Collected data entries
Content starts
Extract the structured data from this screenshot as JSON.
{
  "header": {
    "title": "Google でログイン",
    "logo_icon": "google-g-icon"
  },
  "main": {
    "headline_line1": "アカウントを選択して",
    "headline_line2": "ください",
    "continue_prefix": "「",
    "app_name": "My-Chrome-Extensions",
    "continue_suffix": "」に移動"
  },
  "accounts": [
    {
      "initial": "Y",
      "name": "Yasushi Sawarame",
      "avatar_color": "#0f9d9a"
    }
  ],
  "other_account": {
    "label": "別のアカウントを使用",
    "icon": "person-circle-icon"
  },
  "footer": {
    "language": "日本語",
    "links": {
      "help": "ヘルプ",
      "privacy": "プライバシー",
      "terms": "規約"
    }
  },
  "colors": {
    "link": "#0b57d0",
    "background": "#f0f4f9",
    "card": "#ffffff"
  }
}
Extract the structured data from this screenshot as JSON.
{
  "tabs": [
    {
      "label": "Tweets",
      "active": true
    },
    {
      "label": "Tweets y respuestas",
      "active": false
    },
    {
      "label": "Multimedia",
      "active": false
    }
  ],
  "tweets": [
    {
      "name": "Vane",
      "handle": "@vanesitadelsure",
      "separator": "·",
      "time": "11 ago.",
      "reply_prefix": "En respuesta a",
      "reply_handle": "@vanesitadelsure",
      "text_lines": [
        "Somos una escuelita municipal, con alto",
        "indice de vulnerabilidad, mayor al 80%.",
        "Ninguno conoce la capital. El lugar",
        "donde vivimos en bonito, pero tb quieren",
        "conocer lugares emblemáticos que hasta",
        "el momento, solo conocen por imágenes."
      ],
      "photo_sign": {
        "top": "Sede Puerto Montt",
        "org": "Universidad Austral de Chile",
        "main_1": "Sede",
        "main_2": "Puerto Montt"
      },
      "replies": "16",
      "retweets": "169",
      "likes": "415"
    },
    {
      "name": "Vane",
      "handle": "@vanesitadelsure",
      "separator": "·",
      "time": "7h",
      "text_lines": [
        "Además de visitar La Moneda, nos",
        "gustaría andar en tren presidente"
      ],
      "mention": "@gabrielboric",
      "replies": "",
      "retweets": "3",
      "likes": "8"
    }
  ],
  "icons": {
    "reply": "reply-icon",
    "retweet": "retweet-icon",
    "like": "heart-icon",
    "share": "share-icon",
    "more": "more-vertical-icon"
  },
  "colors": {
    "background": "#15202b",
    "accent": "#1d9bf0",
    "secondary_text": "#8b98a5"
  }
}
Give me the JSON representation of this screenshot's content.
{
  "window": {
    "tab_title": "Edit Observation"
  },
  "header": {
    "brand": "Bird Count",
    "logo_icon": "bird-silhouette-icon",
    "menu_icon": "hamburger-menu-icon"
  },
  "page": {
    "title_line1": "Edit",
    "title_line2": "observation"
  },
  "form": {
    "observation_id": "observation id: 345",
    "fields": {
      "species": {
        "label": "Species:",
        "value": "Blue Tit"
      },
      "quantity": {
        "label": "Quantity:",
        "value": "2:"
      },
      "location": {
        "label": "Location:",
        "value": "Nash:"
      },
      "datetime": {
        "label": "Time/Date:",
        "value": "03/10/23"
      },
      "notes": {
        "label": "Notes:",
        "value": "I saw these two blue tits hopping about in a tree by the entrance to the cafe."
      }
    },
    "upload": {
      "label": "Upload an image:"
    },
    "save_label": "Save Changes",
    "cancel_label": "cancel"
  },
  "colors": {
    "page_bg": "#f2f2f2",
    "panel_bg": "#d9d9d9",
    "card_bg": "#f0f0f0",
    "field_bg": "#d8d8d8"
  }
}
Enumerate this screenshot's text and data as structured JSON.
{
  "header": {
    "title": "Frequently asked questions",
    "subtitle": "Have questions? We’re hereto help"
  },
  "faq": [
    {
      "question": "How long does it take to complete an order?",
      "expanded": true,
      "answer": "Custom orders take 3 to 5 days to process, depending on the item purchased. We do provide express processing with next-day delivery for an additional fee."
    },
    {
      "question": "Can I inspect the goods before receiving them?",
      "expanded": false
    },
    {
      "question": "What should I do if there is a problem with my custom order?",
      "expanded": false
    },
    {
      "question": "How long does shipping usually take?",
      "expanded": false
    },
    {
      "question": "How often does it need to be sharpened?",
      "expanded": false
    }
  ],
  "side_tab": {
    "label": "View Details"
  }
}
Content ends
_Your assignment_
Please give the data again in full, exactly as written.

_Solution to the problem_
Extract the structured data from this screenshot as JSON.
{
  "header": {
    "title": "Google でログイン",
    "logo_icon": "google-g-icon"
  },
  "main": {
    "headline_line1": "アカウントを選択して",
    "headline_line2": "ください",
    "continue_prefix": "「",
    "app_name": "My-Chrome-Extensions",
    "continue_suffix": "」に移動"
  },
  "accounts": [
    {
      "initial": "Y",
      "name": "Yasushi Sawarame",
      "avatar_color": "#0f9d9a"
    }
  ],
  "other_account": {
    "label": "別のアカウントを使用",
    "icon": "person-circle-icon"
  },
  "footer": {
    "language": "日本語",
    "links": {
      "help": "ヘルプ",
      "privacy": "プライバシー",
      "terms": "規約"
    }
  },
  "colors": {
    "link": "#0b57d0",
    "background": "#f0f4f9",
    "card": "#ffffff"
  }
}
Extract the structured data from this screenshot as JSON.
{
  "tabs": [
    {
      "label": "Tweets",
      "active": true
    },
    {
      "label": "Tweets y respuestas",
      "active": false
    },
    {
      "label": "Multimedia",
      "active": false
    }
  ],
  "tweets": [
    {
      "name": "Vane",
      "handle": "@vanesitadelsure",
      "separator": "·",
      "time": "11 ago.",
      "reply_prefix": "En respuesta a",
      "reply_handle": "@vanesitadelsure",
      "text_lines": [
        "Somos una escuelita municipal, con alto",
        "indice de vulnerabilidad, mayor al 80%.",
        "Ninguno conoce la capital. El lugar",
        "donde vivimos en bonito, pero tb quieren",
        "conocer lugares emblemáticos que hasta",
        "el momento, solo conocen por imágenes."
      ],
      "photo_sign": {
        "top": "Sede Puerto Montt",
        "org": "Universidad Austral de Chile",
        "main_1": "Sede",
        "main_2": "Puerto Montt"
      },
      "replies": "16",
      "retweets": "169",
      "likes": "415"
    },
    {
      "name": "Vane",
      "handle": "@vanesitadelsure",
      "separator": "·",
      "time": "7h",
      "text_lines": [
        "Además de visitar La Moneda, nos",
        "gustaría andar en tren presidente"
      ],
      "mention": "@gabrielboric",
      "replies": "",
      "retweets": "3",
      "likes": "8"
    }
  ],
  "icons": {
    "reply": "reply-icon",
    "retweet": "retweet-icon",
    "like": "heart-icon",
    "share": "share-icon",
    "more": "more-vertical-icon"
  },
  "colors": {
    "background": "#15202b",
    "accent": "#1d9bf0",
    "secondary_text": "#8b98a5"
  }
}
Give me the JSON representation of this screenshot's content.
{
  "window": {
    "tab_title": "Edit Observation"
  },
  "header": {
    "brand": "Bird Count",
    "logo_icon": "bird-silhouette-icon",
    "menu_icon": "hamburger-menu-icon"
  },
  "page": {
    "title_line1": "Edit",
    "title_line2": "observation"
  },
  "form": {
    "observation_id": "observation id: 345",
    "fields": {
      "species": {
        "label": "Species:",
        "value": "Blue Tit"
      },
      "quantity": {
        "label": "Quantity:",
        "value": "2:"
      },
      "location": {
        "label": "Location:",
        "value": "Nash:"
      },
      "datetime": {
        "label": "Time/Date:",
        "value": "03/10/23"
      },
      "notes": {
        "label": "Notes:",
        "value": "I saw these two blue tits hopping about in a tree by the entrance to the cafe."
      }
    },
    "upload": {
      "label": "Upload an image:"
    },
    "save_label": "Save Changes",
    "cancel_label": "cancel"
  },
  "colors": {
    "page_bg": "#f2f2f2",
    "panel_bg": "#d9d9d9",
    "card_bg": "#f0f0f0",
    "field_bg": "#d8d8d8"
  }
}
Enumerate this screenshot's text and data as structured JSON.
{
  "header": {
    "title": "Frequently asked questions",
    "subtitle": "Have questions? We’re hereto help"
  },
  "faq": [
    {
      "question": "How long does it take to complete an order?",
      "expanded": true,
      "answer": "Custom orders take 3 to 5 days to process, depending on the item purchased. We do provide express processing with next-day delivery for an additional fee."
    },
    {
      "question": "Can I inspect the goods before receiving them?",
      "expanded": false
    },
    {
      "question": "What should I do if there is a problem with my custom order?",
      "expanded": false
    },
    {
      "question": "How long does shipping usually take?",
      "expanded": false
    },
    {
      "question": "How often does it need to be sharpened?",
      "expanded": false
    }
  ],
  "side_tab": {
    "label": "View Details"
  }
}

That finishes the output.